Taylor defended his middleweight title with a unanimous decision, all three judges scoring the fight 115-113. The New York Daily News called it a draw, and a yawn. A quick poll of the writers at ringside produced mixed results. A draw, you could say.
The two important rounds were the first and the 11th. The first because it was impossible to give either fighter the round. Hopkins threw the first punch, and rushed Taylor across the ring. There weren't five more punches landed in the round and certainly nothing else to write home about. Somehow, the judges saw the round for Taylor.
The 11th round, a round Hopkins needed to continue his rally, Taylor's corner understood the other man's urgency. That was the round Taylor landed a big left hand, and the 40-year-old Hopkins quivered. He had a nice right of his own near the end of the round but it was too late. So that round went to Taylor as well, and even though Hopkins won the last round he had run out of time.
"The difference in this fight was that I thought he respected me more," Taylor said. No, the difference, if there was one, was that Hopkins, an 11-year champion, a sure Hall of Famer, couldn't overcome Taylor's speed, hands and feet, and couldn't land the big punches he needed.
Hopkins, who began his career in 1988, won his first title in 1995, has nothing left to do but retire. He said he would discuss his plans with his family, "but I'm not looking to be around too much longer."
Taylor, 27, is undefeated in 25 fights. He will be more fun to watch when he doesn't have to worry about Hopkins. The old guy is a technical marvel, but a terrifically slow starter. That cost him again on Saturday night.
After six rounds, much like in their first night, Taylor was pitching a shutout on one card, and leading 5-1 on the other two. That was too much of a margin for Hopkins to overcome. Of course, he didn't see it that way.
"I felt I was working more in the early rounds. I worked very hard," he said. "I think I was aggressive. I backed him up the whole fight as much as possible. I think I did enough to win. I definitely did enough to win."
Maybe in a galaxy far, far away but not at the Mandalay Bay hotel on Saturday night. "I didn't run, I countered, I worked very hard," Hopkins said. "Every time (Taylor) got tired in an exchange he was holding and biding his time. I absolutely thought I won it."
He didn't get the decision but he did have the best line. "I feel fresh as a daisy," he said.
He might be right because it was Taylor who did most of the work. And when Hopkins (46-4-1) finally came on, winning three of the last four rounds, all it did was leave him a round short.
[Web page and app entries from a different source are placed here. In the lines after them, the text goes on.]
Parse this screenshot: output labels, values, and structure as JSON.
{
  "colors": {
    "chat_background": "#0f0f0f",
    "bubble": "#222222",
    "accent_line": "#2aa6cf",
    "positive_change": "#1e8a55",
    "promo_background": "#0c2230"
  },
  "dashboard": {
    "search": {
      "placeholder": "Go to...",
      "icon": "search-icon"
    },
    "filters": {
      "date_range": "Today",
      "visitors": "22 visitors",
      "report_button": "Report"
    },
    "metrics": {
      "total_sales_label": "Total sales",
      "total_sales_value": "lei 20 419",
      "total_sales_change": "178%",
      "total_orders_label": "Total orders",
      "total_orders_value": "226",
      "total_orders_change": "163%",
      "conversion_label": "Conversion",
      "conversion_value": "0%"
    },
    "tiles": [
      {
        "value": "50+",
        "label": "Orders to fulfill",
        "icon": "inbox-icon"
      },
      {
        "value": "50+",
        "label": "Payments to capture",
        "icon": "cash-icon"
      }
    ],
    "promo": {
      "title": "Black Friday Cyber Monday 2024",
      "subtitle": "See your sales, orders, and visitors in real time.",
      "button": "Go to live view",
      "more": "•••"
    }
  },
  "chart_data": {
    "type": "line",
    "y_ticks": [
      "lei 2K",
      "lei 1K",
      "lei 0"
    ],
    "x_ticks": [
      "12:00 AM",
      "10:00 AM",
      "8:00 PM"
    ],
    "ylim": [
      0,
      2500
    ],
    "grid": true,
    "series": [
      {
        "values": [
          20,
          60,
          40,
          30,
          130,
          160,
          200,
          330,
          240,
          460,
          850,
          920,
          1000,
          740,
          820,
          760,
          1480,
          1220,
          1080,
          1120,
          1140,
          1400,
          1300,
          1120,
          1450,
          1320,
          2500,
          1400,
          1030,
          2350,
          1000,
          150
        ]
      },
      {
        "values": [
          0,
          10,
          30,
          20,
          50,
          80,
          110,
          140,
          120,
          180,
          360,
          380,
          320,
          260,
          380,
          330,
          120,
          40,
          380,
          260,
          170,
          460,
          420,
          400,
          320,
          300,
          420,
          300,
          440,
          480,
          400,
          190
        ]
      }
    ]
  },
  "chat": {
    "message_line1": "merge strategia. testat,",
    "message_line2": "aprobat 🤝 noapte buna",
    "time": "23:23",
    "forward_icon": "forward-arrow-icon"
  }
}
Their last fight, Taylor said, he made too many mistakes. Gave himself a B-minus. Last night he moved himself up to B, "but I'm not giving myself an A because I didn't knock him out. I give him all the credit," Taylor said. "He's a very clever fighter and you have to pull every trick in the book to hit him."
Hopkins said he didn't need a different plan for this rematch - just a tweak, he said - and that was his biggest mistake.
Emanuel Steward had it right when he was asked to pick a winner. Close, he said, but he thought Taylor would get there. "Hopkins has become a defensive fighter," Steward said. "He's become paranoid about being hit."
Well, sure, being hit is no fun at all. And if this were table tennis, there's no telling how long Hopkins could have kept his title.
The computer numbers said Hopkins landed a few more punches, 130-124, but that sounded like a generous count. The last fight, the computers credited Taylor with landing 86 punches to Hopkins' 96.
The folks at ringside shelled out US$800 for this one. Not to worry, they won't have to do it again. These fighters have seen enough of each other.